■ **WORK INSTRUCTION**
The answer must be a single number: how many lines of the records below contain "gallons".
──────── LISTED ENTRIES
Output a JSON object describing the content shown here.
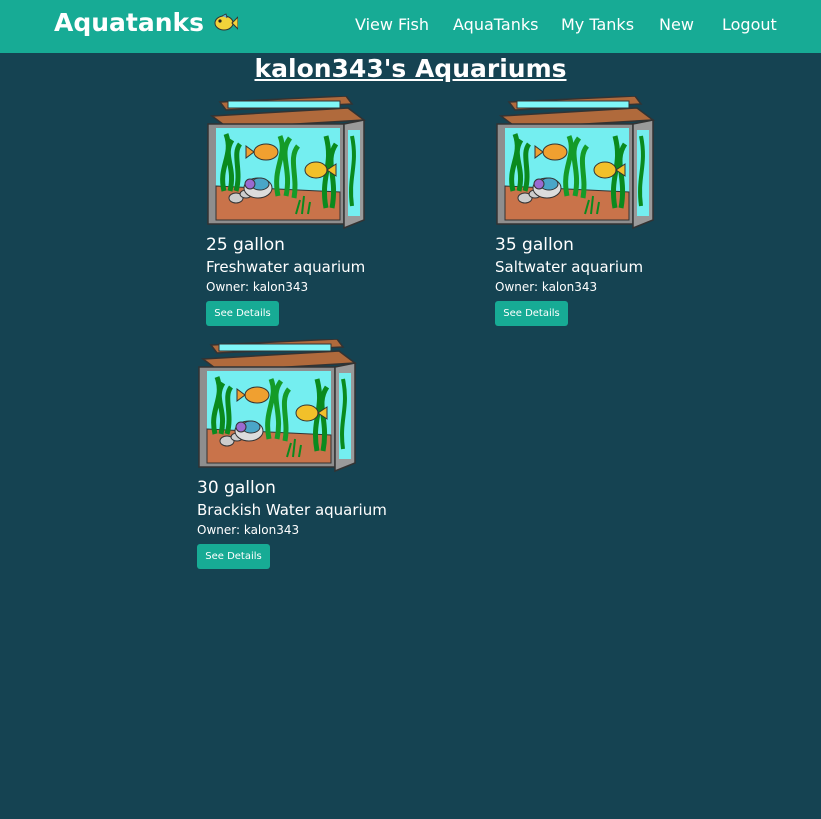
{
  "navbar": {
    "brand": "Aquatanks",
    "links": [
      "View Fish",
      "AquaTanks",
      "My Tanks",
      "New",
      "Logout"
    ]
  },
  "page": {
    "title": "kalon343's Aquariums"
  },
  "tanks": [
    {
      "gallons": "25 gallon",
      "type": "Freshwater aquarium",
      "owner": "Owner: kalon343",
      "button": "See Details"
    },
    {
      "gallons": "35 gallon",
      "type": "Saltwater aquarium",
      "owner": "Owner: kalon343",
      "button": "See Details"
    },
    {
      "gallons": "30 gallon",
      "type": "Brackish Water aquarium",
      "owner": "Owner: kalon343",
      "button": "See Details"
    }
  ],
  "colors": {
    "navbar": "#17ab95",
    "background": "#154352",
    "button": "#17ab95"
  }
}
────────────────
■ **EXERCISE OUTPUT**
3